# Task item:
The answer must consist of every line from the entries below that contains the word "repository".

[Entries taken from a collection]

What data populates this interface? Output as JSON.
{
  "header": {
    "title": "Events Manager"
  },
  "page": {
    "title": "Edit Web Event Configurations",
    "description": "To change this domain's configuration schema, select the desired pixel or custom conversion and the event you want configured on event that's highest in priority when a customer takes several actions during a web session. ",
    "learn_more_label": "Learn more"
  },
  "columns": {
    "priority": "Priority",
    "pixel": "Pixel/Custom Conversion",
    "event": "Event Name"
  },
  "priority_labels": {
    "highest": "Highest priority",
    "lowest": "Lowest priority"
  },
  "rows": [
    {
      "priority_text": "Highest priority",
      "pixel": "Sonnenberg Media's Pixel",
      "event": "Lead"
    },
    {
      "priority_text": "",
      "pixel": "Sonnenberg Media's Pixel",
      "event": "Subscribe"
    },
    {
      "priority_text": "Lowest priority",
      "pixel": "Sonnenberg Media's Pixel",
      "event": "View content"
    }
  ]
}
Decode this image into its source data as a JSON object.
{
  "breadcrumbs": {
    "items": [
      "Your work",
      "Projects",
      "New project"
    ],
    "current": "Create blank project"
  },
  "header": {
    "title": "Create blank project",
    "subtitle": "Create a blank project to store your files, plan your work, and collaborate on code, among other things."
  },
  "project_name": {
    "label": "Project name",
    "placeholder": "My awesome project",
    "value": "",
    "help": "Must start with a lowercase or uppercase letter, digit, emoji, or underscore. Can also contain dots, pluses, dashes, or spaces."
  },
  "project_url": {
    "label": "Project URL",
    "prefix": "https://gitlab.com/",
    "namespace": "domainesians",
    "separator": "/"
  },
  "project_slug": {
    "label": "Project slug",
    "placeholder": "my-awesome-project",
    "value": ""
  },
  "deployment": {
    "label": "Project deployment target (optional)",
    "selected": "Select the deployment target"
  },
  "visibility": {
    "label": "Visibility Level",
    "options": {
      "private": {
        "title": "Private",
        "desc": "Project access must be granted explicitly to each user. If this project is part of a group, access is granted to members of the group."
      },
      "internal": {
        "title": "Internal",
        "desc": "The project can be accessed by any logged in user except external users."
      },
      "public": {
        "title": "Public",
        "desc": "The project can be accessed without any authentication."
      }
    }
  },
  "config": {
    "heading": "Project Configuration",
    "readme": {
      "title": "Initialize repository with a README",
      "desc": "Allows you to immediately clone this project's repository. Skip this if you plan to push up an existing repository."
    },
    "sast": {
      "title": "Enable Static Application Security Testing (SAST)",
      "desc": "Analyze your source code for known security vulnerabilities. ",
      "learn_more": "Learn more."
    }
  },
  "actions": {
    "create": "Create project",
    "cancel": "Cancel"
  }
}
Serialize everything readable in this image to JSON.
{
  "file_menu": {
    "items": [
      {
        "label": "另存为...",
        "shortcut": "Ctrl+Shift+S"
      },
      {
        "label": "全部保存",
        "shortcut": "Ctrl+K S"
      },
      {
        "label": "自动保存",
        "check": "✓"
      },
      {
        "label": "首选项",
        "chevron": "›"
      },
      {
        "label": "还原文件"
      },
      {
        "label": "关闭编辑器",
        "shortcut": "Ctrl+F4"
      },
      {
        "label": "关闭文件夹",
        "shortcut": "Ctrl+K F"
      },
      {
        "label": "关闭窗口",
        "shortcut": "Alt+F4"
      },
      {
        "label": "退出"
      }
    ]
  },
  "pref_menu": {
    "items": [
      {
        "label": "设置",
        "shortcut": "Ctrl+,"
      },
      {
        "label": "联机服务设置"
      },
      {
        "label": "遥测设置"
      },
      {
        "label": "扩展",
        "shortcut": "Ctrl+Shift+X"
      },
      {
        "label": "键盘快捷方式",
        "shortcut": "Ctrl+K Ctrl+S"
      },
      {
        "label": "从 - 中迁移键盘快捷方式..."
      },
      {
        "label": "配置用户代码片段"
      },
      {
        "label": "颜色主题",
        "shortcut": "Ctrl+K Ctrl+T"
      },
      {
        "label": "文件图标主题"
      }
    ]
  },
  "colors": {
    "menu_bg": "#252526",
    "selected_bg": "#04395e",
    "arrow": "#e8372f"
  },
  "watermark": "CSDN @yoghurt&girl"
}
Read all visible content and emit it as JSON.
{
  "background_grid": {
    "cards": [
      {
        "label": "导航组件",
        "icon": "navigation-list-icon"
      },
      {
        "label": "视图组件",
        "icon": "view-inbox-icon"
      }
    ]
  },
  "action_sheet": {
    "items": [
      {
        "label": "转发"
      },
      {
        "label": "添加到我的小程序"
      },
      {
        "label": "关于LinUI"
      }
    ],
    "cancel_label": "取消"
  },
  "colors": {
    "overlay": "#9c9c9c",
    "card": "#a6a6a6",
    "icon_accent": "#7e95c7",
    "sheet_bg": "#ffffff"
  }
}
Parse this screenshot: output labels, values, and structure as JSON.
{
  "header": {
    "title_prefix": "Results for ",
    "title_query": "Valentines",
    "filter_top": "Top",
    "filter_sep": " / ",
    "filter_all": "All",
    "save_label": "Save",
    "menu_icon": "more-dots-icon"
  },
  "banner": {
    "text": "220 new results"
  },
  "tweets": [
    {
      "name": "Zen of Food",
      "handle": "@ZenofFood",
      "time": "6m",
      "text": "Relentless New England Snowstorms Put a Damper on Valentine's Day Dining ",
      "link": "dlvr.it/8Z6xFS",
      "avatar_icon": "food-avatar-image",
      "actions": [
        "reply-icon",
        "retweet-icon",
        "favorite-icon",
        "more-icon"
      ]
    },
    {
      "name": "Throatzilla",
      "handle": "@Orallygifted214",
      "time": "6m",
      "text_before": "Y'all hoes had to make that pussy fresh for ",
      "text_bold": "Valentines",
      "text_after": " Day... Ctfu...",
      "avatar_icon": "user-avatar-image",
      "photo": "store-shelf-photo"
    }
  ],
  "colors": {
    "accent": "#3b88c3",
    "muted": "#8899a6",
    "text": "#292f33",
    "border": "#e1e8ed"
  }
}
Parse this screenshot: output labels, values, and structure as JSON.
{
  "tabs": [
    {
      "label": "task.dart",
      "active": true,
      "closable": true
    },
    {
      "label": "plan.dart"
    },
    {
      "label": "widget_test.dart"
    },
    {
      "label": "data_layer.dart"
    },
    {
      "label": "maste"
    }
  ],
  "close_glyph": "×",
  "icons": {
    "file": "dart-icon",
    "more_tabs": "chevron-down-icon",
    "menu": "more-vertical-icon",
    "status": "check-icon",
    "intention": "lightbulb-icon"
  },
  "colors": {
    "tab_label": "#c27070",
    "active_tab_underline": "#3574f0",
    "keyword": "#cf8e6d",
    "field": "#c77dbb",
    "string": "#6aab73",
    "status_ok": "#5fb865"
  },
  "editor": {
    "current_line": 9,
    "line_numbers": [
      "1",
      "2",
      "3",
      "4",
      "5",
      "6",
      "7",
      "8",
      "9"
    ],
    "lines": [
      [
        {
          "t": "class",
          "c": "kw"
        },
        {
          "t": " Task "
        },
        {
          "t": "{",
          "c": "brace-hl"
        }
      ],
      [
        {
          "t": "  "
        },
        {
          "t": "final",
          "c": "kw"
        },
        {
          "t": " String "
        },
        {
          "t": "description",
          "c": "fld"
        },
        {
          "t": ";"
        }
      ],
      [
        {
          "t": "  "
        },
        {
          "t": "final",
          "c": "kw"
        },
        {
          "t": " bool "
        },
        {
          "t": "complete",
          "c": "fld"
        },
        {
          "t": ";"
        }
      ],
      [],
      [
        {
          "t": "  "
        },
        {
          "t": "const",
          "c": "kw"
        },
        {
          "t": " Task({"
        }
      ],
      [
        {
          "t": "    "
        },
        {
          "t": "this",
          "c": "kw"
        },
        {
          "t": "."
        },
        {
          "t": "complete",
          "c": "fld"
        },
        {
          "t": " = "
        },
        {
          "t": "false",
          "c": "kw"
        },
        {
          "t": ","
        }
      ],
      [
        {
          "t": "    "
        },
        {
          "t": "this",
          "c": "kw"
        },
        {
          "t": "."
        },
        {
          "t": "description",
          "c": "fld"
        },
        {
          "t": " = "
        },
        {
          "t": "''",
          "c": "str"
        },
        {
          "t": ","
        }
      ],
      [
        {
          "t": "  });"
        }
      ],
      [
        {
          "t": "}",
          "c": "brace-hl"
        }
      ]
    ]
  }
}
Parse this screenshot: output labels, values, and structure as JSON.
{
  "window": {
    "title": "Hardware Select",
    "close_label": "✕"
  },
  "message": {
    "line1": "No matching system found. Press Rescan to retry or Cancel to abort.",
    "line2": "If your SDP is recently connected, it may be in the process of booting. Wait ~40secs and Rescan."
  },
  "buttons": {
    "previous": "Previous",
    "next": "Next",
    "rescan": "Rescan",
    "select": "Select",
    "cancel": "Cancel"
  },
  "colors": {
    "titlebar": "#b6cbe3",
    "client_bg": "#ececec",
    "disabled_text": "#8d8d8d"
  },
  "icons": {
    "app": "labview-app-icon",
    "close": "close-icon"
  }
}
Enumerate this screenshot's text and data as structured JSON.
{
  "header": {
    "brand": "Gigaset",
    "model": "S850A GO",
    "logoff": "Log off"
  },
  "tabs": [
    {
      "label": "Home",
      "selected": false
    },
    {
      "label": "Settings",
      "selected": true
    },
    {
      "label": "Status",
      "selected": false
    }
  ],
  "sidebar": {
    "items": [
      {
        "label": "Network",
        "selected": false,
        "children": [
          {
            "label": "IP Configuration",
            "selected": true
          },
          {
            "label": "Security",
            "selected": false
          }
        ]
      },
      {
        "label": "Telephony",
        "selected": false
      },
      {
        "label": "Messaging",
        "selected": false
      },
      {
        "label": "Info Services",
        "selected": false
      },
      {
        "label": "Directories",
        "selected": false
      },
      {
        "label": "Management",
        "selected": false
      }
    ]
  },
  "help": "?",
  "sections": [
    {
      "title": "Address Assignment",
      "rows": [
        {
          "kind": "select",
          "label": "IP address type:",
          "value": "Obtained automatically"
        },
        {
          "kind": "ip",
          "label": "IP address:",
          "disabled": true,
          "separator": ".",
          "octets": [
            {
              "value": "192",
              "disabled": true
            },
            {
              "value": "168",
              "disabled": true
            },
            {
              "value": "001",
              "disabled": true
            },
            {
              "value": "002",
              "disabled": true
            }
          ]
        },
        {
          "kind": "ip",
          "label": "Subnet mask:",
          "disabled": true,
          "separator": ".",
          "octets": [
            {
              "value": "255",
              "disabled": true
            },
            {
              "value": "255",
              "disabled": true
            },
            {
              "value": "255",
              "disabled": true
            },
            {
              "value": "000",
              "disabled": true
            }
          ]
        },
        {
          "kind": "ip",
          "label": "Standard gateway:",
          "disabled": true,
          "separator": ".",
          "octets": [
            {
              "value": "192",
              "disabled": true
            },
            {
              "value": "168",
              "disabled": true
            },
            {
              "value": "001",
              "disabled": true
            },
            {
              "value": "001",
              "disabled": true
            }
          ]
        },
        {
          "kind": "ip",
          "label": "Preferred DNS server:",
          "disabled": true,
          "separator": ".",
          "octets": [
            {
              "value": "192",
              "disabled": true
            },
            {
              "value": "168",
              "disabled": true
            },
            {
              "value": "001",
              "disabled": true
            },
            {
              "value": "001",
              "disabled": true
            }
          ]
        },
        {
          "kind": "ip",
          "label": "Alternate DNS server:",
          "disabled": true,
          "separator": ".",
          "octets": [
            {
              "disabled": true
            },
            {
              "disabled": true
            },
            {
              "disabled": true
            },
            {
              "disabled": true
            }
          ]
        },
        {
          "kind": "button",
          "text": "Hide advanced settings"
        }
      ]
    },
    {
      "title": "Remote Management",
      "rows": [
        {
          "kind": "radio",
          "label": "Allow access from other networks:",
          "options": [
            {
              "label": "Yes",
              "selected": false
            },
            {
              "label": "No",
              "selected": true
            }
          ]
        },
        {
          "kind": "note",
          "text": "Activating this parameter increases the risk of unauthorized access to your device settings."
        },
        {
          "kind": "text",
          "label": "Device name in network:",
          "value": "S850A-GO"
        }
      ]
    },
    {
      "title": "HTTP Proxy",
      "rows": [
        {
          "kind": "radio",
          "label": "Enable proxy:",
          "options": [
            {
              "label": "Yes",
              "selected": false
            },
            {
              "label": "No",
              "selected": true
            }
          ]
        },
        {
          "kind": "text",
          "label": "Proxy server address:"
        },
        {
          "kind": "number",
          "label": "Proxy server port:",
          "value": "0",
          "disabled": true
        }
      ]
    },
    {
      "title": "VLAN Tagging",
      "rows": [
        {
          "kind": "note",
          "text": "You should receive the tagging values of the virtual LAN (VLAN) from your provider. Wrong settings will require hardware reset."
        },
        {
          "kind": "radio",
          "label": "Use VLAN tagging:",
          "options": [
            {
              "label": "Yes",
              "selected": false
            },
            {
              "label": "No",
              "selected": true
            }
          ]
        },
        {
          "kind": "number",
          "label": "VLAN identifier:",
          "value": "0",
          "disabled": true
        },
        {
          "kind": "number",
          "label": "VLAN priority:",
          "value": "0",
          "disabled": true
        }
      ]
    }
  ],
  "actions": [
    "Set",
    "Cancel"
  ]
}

# Solution for this exercise:
      "title": "Initialize repository with a README",
      "desc": "Allows you to immediately clone this project's repository. Skip this if you plan to push up an existing repository."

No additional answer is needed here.